Exercise brief - Your reply should be the full listing, copied exactly.

----

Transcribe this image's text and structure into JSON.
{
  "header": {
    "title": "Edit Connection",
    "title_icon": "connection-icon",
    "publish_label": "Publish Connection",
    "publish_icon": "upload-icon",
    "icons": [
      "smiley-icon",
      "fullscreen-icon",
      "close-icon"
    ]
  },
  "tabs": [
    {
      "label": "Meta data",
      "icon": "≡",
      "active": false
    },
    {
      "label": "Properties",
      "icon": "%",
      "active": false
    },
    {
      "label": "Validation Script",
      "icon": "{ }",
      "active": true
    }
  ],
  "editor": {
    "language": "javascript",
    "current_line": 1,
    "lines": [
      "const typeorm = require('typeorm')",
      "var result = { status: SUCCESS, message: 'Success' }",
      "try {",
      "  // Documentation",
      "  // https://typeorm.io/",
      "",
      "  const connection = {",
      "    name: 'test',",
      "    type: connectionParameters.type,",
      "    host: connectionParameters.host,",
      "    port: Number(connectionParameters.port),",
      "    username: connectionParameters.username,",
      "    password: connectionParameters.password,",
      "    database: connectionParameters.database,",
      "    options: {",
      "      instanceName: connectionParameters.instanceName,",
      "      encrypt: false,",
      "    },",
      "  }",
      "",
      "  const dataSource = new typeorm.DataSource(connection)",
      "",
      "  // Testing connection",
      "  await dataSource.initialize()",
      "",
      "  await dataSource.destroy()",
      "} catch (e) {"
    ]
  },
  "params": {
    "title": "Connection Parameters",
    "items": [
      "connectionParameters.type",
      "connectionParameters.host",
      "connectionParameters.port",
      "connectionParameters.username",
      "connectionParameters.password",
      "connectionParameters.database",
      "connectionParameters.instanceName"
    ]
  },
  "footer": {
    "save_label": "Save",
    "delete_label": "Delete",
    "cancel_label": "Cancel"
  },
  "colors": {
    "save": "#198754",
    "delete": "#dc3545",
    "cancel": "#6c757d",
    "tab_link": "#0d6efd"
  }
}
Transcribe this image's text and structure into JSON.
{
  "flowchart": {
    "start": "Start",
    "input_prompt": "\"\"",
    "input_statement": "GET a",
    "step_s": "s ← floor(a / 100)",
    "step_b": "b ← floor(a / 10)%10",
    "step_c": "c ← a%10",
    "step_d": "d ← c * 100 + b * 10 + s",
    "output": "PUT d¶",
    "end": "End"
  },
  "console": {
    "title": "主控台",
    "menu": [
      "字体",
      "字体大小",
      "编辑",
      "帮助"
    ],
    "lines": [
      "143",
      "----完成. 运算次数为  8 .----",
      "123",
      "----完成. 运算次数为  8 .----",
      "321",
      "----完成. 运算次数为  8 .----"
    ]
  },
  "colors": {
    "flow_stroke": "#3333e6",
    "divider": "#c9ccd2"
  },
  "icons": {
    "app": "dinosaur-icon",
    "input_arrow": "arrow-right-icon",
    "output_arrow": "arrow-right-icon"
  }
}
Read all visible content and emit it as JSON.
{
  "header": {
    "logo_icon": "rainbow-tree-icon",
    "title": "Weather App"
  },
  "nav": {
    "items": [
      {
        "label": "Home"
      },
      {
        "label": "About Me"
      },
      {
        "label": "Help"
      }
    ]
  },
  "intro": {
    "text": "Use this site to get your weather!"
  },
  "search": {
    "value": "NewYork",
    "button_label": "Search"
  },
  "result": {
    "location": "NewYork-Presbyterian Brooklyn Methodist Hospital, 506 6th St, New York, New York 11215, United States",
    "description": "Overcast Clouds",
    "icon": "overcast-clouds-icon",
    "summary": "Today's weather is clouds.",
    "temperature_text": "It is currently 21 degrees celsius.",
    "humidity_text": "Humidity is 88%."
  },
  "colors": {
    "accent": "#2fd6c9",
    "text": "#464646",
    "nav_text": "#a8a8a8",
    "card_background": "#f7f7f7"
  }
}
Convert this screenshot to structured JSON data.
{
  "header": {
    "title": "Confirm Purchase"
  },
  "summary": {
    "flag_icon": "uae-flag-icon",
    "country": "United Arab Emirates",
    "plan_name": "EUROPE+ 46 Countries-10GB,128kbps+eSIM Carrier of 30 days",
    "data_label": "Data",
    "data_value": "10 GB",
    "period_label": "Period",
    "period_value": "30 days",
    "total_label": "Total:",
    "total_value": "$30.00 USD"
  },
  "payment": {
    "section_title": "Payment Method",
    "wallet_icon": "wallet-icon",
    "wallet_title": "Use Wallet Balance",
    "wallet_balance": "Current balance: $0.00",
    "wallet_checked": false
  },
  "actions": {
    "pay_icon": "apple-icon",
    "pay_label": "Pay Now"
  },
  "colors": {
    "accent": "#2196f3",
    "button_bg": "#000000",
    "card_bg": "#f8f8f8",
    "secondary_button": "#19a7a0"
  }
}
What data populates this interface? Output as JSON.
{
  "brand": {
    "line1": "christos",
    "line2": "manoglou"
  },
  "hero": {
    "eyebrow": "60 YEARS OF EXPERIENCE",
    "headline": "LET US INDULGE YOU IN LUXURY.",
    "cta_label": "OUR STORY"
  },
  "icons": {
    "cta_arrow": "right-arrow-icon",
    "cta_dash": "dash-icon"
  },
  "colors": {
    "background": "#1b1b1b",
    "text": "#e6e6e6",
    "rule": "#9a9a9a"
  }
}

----

Final answer -
Transcribe this image's text and structure into JSON.
{
  "header": {
    "title": "Edit Connection",
    "title_icon": "connection-icon",
    "publish_label": "Publish Connection",
    "publish_icon": "upload-icon",
    "icons": [
      "smiley-icon",
      "fullscreen-icon",
      "close-icon"
    ]
  },
  "tabs": [
    {
      "label": "Meta data",
      "icon": "≡",
      "active": false
    },
    {
      "label": "Properties",
      "icon": "%",
      "active": false
    },
    {
      "label": "Validation Script",
      "icon": "{ }",
      "active": true
    }
  ],
  "editor": {
    "language": "javascript",
    "current_line": 1,
    "lines": [
      "const typeorm = require('typeorm')",
      "var result = { status: SUCCESS, message: 'Success' }",
      "try {",
      "  // Documentation",
      "  // https://typeorm.io/",
      "",
      "  const connection = {",
      "    name: 'test',",
      "    type: connectionParameters.type,",
      "    host: connectionParameters.host,",
      "    port: Number(connectionParameters.port),",
      "    username: connectionParameters.username,",
      "    password: connectionParameters.password,",
      "    database: connectionParameters.database,",
      "    options: {",
      "      instanceName: connectionParameters.instanceName,",
      "      encrypt: false,",
      "    },",
      "  }",
      "",
      "  const dataSource = new typeorm.DataSource(connection)",
      "",
      "  // Testing connection",
      "  await dataSource.initialize()",
      "",
      "  await dataSource.destroy()",
      "} catch (e) {"
    ]
  },
  "params": {
    "title": "Connection Parameters",
    "items": [
      "connectionParameters.type",
      "connectionParameters.host",
      "connectionParameters.port",
      "connectionParameters.username",
      "connectionParameters.password",
      "connectionParameters.database",
      "connectionParameters.instanceName"
    ]
  },
  "footer": {
    "save_label": "Save",
    "delete_label": "Delete",
    "cancel_label": "Cancel"
  },
  "colors": {
    "save": "#198754",
    "delete": "#dc3545",
    "cancel": "#6c757d",
    "tab_link": "#0d6efd"
  }
}
Transcribe this image's text and structure into JSON.
{
  "flowchart": {
    "start": "Start",
    "input_prompt": "\"\"",
    "input_statement": "GET a",
    "step_s": "s ← floor(a / 100)",
    "step_b": "b ← floor(a / 10)%10",
    "step_c": "c ← a%10",
    "step_d": "d ← c * 100 + b * 10 + s",
    "output": "PUT d¶",
    "end": "End"
  },
  "console": {
    "title": "主控台",
    "menu": [
      "字体",
      "字体大小",
      "编辑",
      "帮助"
    ],
    "lines": [
      "143",
      "----完成. 运算次数为  8 .----",
      "123",
      "----完成. 运算次数为  8 .----",
      "321",
      "----完成. 运算次数为  8 .----"
    ]
  },
  "colors": {
    "flow_stroke": "#3333e6",
    "divider": "#c9ccd2"
  },
  "icons": {
    "app": "dinosaur-icon",
    "input_arrow": "arrow-right-icon",
    "output_arrow": "arrow-right-icon"
  }
}
Read all visible content and emit it as JSON.
{
  "header": {
    "logo_icon": "rainbow-tree-icon",
    "title": "Weather App"
  },
  "nav": {
    "items": [
      {
        "label": "Home"
      },
      {
        "label": "About Me"
      },
      {
        "label": "Help"
      }
    ]
  },
  "intro": {
    "text": "Use this site to get your weather!"
  },
  "search": {
    "value": "NewYork",
    "button_label": "Search"
  },
  "result": {
    "location": "NewYork-Presbyterian Brooklyn Methodist Hospital, 506 6th St, New York, New York 11215, United States",
    "description": "Overcast Clouds",
    "icon": "overcast-clouds-icon",
    "summary": "Today's weather is clouds.",
    "temperature_text": "It is currently 21 degrees celsius.",
    "humidity_text": "Humidity is 88%."
  },
  "colors": {
    "accent": "#2fd6c9",
    "text": "#464646",
    "nav_text": "#a8a8a8",
    "card_background": "#f7f7f7"
  }
}
Convert this screenshot to structured JSON data.
{
  "header": {
    "title": "Confirm Purchase"
  },
  "summary": {
    "flag_icon": "uae-flag-icon",
    "country": "United Arab Emirates",
    "plan_name": "EUROPE+ 46 Countries-10GB,128kbps+eSIM Carrier of 30 days",
    "data_label": "Data",
    "data_value": "10 GB",
    "period_label": "Period",
    "period_value": "30 days",
    "total_label": "Total:",
    "total_value": "$30.00 USD"
  },
  "payment": {
    "section_title": "Payment Method",
    "wallet_icon": "wallet-icon",
    "wallet_title": "Use Wallet Balance",
    "wallet_balance": "Current balance: $0.00",
    "wallet_checked": false
  },
  "actions": {
    "pay_icon": "apple-icon",
    "pay_label": "Pay Now"
  },
  "colors": {
    "accent": "#2196f3",
    "button_bg": "#000000",
    "card_bg": "#f8f8f8",
    "secondary_button": "#19a7a0"
  }
}
What data populates this interface? Output as JSON.
{
  "brand": {
    "line1": "christos",
    "line2": "manoglou"
  },
  "hero": {
    "eyebrow": "60 YEARS OF EXPERIENCE",
    "headline": "LET US INDULGE YOU IN LUXURY.",
    "cta_label": "OUR STORY"
  },
  "icons": {
    "cta_arrow": "right-arrow-icon",
    "cta_dash": "dash-icon"
  },
  "colors": {
    "background": "#1b1b1b",
    "text": "#e6e6e6",
    "rule": "#9a9a9a"
  }
}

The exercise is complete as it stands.